A recent study by the Pew Research Center found that Twitter users tend to be younger and more Democratic than the general public. It also showed that Twitter activity is dominated by a small percentage of the overall population. In fact, the most active tweeters — just 10 percent of U.S. adults — send 80 percent of the tweets. Pew says only around 22 percent of American adults today use Twitter, and their median age is 40, compared with the median age of all U.S. adults, which is 47. (Source: Tech Crunch)

Why this is important for your firm and your clients: Twitter is a great social media platform. But, like any social media platform, it’s important for you and your clients to know its demographics so that you can determine if it’s worthwhile investing resources there. For example, if only 22 percent of American adults are using Twitter, what about the other 78 percent? Are your clients there? Are engagement and the number of followers misleading?
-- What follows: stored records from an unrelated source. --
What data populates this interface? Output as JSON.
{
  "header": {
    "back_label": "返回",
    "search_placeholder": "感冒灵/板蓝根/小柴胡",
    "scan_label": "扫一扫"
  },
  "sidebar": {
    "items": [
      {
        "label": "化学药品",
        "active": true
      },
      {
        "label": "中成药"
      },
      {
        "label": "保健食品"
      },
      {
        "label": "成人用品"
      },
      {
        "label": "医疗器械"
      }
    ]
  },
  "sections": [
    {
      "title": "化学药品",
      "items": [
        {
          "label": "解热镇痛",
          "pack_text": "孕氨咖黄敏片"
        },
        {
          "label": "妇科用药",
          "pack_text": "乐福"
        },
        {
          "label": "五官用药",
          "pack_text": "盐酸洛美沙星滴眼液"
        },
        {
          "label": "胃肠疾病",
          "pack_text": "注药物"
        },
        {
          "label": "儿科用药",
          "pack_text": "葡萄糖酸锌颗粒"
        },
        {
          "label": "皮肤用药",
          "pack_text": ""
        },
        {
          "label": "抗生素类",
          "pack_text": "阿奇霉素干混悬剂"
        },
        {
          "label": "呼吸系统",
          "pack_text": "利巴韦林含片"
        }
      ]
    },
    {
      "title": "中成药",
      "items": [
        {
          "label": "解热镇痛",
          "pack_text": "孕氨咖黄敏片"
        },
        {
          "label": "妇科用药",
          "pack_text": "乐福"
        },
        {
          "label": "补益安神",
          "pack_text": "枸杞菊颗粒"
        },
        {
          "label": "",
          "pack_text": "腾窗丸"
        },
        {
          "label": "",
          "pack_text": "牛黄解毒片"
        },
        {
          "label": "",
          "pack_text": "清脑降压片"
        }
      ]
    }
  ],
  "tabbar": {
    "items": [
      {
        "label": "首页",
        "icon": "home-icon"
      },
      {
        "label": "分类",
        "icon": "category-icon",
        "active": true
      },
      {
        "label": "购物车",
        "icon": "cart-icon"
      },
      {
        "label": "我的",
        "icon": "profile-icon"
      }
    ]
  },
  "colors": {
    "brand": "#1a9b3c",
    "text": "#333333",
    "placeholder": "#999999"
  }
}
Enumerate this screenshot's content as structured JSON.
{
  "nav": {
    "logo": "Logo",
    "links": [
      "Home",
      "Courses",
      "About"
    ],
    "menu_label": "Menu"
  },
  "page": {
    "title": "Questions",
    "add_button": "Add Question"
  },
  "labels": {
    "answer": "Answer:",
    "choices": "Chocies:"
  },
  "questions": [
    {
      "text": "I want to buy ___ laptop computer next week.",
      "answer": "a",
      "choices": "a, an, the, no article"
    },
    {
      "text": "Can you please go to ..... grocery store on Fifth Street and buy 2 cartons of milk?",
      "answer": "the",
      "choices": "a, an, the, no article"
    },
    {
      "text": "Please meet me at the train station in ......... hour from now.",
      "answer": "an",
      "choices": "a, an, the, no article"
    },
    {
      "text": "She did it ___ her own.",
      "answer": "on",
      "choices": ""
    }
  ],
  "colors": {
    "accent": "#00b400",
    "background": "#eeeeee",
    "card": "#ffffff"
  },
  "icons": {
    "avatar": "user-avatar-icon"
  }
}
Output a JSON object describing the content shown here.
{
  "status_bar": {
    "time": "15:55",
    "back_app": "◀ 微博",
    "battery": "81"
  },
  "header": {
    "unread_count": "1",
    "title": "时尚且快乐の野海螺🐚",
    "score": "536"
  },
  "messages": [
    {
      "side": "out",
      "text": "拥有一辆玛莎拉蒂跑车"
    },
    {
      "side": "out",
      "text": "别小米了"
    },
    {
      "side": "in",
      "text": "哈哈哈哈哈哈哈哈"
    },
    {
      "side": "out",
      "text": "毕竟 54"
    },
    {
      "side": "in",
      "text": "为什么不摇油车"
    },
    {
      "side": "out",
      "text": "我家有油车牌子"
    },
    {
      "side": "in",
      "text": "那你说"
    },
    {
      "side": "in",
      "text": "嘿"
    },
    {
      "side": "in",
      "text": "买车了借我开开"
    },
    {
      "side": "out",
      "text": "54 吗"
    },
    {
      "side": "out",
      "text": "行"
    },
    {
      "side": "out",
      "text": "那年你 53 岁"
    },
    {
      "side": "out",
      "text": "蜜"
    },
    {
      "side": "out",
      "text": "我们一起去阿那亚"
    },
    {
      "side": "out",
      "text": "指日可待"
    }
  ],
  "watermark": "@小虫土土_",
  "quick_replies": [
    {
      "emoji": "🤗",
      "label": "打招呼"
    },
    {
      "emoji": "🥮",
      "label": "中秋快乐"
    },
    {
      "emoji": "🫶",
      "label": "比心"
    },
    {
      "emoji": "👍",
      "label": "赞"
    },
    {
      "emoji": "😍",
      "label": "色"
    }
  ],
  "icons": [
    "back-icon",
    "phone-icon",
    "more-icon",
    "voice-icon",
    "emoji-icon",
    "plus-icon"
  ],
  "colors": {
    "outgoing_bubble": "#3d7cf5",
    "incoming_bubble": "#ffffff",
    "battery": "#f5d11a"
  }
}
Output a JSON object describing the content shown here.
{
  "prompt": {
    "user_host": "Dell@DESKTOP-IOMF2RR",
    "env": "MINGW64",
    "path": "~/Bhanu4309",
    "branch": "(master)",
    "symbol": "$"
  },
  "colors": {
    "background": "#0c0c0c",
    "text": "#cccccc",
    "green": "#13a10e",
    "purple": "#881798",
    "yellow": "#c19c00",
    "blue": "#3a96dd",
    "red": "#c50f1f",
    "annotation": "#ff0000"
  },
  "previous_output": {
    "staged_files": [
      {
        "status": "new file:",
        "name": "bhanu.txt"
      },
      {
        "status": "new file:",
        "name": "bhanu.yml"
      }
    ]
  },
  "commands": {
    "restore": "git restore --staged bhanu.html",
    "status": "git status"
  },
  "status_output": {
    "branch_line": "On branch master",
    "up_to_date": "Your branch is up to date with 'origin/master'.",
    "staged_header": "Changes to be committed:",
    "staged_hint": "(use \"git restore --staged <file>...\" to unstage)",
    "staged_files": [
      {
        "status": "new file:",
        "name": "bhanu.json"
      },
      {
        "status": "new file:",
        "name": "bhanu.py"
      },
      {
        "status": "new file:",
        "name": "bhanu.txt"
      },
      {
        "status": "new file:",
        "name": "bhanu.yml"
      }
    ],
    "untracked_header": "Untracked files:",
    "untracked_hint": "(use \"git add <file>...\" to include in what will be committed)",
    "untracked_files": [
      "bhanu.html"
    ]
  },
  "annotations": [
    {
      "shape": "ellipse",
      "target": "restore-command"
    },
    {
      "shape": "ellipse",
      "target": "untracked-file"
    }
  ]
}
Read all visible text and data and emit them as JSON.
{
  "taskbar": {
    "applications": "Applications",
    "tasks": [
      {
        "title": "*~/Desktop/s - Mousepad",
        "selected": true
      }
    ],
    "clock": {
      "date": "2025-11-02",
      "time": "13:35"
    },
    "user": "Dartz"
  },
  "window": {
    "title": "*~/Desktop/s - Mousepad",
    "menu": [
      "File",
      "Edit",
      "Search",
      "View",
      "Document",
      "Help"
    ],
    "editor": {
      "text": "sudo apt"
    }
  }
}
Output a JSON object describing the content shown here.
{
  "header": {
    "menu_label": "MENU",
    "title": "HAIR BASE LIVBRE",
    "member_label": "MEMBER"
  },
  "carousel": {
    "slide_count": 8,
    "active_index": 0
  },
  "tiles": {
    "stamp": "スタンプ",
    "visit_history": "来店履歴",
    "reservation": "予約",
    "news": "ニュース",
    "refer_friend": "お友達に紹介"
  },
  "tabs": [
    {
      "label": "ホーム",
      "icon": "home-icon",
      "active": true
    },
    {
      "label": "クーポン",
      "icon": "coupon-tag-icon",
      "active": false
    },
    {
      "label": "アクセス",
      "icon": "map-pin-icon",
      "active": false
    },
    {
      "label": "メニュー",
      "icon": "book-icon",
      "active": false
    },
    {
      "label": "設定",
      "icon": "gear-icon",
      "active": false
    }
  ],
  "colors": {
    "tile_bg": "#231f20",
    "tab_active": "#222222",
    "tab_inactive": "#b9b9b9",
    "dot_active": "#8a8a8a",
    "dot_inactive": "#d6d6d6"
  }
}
Given Twitter’s user base activity, it’s best to judge this data with a skeptical eye.

Note: Some of these stories also appeared on Forbes.com.